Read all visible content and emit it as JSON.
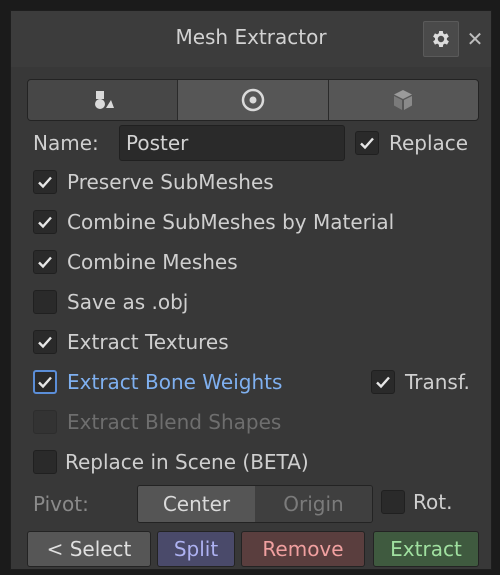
{
  "window": {
    "title": "Mesh Extractor"
  },
  "icons": {
    "settings": "gear-icon",
    "close": "close-icon"
  },
  "toolbar": {
    "tabs": [
      "shapes-icon",
      "target-icon",
      "cube-icon"
    ]
  },
  "name": {
    "label": "Name:",
    "value": "Poster"
  },
  "replace": {
    "label": "Replace",
    "checked": true
  },
  "options": {
    "preserve_submeshes": {
      "label": "Preserve SubMeshes",
      "checked": true
    },
    "combine_submeshes": {
      "label": "Combine SubMeshes by Material",
      "checked": true
    },
    "combine_meshes": {
      "label": "Combine Meshes",
      "checked": true
    },
    "save_obj": {
      "label": "Save as .obj",
      "checked": false
    },
    "extract_textures": {
      "label": "Extract Textures",
      "checked": true
    },
    "extract_bone_weights": {
      "label": "Extract Bone Weights",
      "checked": true
    },
    "transf": {
      "label": "Transf.",
      "checked": true
    },
    "extract_blend_shapes": {
      "label": "Extract Blend Shapes",
      "checked": false,
      "disabled": true
    },
    "replace_in_scene": {
      "label": "Replace in Scene (BETA)",
      "checked": false
    }
  },
  "pivot": {
    "label": "Pivot:",
    "center": "Center",
    "origin": "Origin",
    "rot_label": "Rot.",
    "rot_checked": false
  },
  "actions": {
    "select": "< Select",
    "split": "Split",
    "remove": "Remove",
    "extract": "Extract"
  },
  "colors": {
    "panel": "#383838",
    "split_bg": "#4a4a6a",
    "split_text": "#aeb2f2",
    "remove_bg": "#5a3e3e",
    "remove_text": "#f0a0a0",
    "extract_bg": "#3f5a3f",
    "extract_text": "#a0e0a0"
  }
}
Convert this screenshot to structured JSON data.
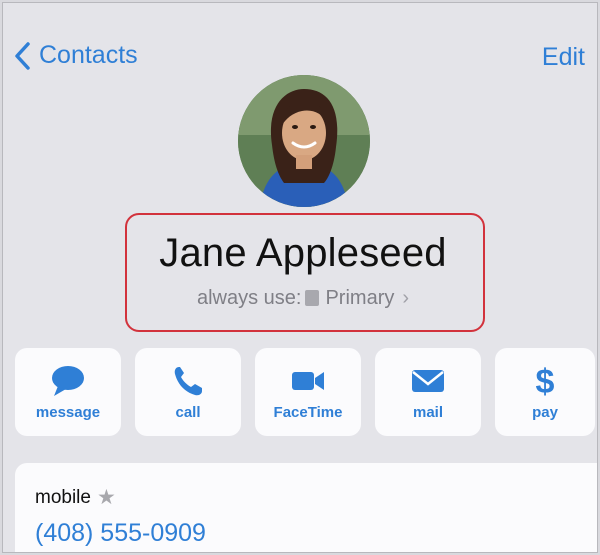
{
  "nav": {
    "back_label": "Contacts",
    "edit_label": "Edit"
  },
  "contact": {
    "name": "Jane Appleseed",
    "always_use_prefix": "always use:",
    "always_use_value": "Primary"
  },
  "actions": [
    {
      "label": "message",
      "icon": "message-bubble-icon"
    },
    {
      "label": "call",
      "icon": "phone-icon"
    },
    {
      "label": "FaceTime",
      "icon": "video-camera-icon"
    },
    {
      "label": "mail",
      "icon": "envelope-icon"
    },
    {
      "label": "pay",
      "icon": "dollar-icon"
    }
  ],
  "phone_card": {
    "label": "mobile",
    "number": "(408) 555-0909"
  },
  "colors": {
    "accent": "#2f7fd6",
    "highlight": "#d2323c",
    "background": "#e4e4e9"
  }
}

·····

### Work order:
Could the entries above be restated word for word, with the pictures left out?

### Your solution:
Read all visible content and emit it as JSON.
{
  "window": {
    "title": "Mesh Extractor"
  },
  "icons": {
    "settings": "gear-icon",
    "close": "close-icon"
  },
  "toolbar": {
    "tabs": [
      "shapes-icon",
      "target-icon",
      "cube-icon"
    ]
  },
  "name": {
    "label": "Name:",
    "value": "Poster"
  },
  "replace": {
    "label": "Replace",
    "checked": true
  },
  "options": {
    "preserve_submeshes": {
      "label": "Preserve SubMeshes",
      "checked": true
    },
    "combine_submeshes": {
      "label": "Combine SubMeshes by Material",
      "checked": true
    },
    "combine_meshes": {
      "label": "Combine Meshes",
      "checked": true
    },
    "save_obj": {
      "label": "Save as .obj",
      "checked": false
    },
    "extract_textures": {
      "label": "Extract Textures",
      "checked": true
    },
    "extract_bone_weights": {
      "label": "Extract Bone Weights",
      "checked": true
    },
    "transf": {
      "label": "Transf.",
      "checked": true
    },
    "extract_blend_shapes": {
      "label": "Extract Blend Shapes",
      "checked": false,
      "disabled": true
    },
    "replace_in_scene": {
      "label": "Replace in Scene (BETA)",
      "checked": false
    }
  },
  "pivot": {
    "label": "Pivot:",
    "center": "Center",
    "origin": "Origin",
    "rot_label": "Rot.",
    "rot_checked": false
  },
  "actions": {
    "select": "< Select",
    "split": "Split",
    "remove": "Remove",
    "extract": "Extract"
  },
  "colors": {
    "panel": "#383838",
    "split_bg": "#4a4a6a",
    "split_text": "#aeb2f2",
    "remove_bg": "#5a3e3e",
    "remove_text": "#f0a0a0",
    "extract_bg": "#3f5a3f",
    "extract_text": "#a0e0a0"
  }
}
Convert this screenshot to structured JSON data.
{
  "nav": {
    "back_label": "Contacts",
    "edit_label": "Edit"
  },
  "contact": {
    "name": "Jane Appleseed",
    "always_use_prefix": "always use:",
    "always_use_value": "Primary"
  },
  "actions": [
    {
      "label": "message",
      "icon": "message-bubble-icon"
    },
    {
      "label": "call",
      "icon": "phone-icon"
    },
    {
      "label": "FaceTime",
      "icon": "video-camera-icon"
    },
    {
      "label": "mail",
      "icon": "envelope-icon"
    },
    {
      "label": "pay",
      "icon": "dollar-icon"
    }
  ],
  "phone_card": {
    "label": "mobile",
    "number": "(408) 555-0909"
  },
  "colors": {
    "accent": "#2f7fd6",
    "highlight": "#d2323c",
    "background": "#e4e4e9"
  }
}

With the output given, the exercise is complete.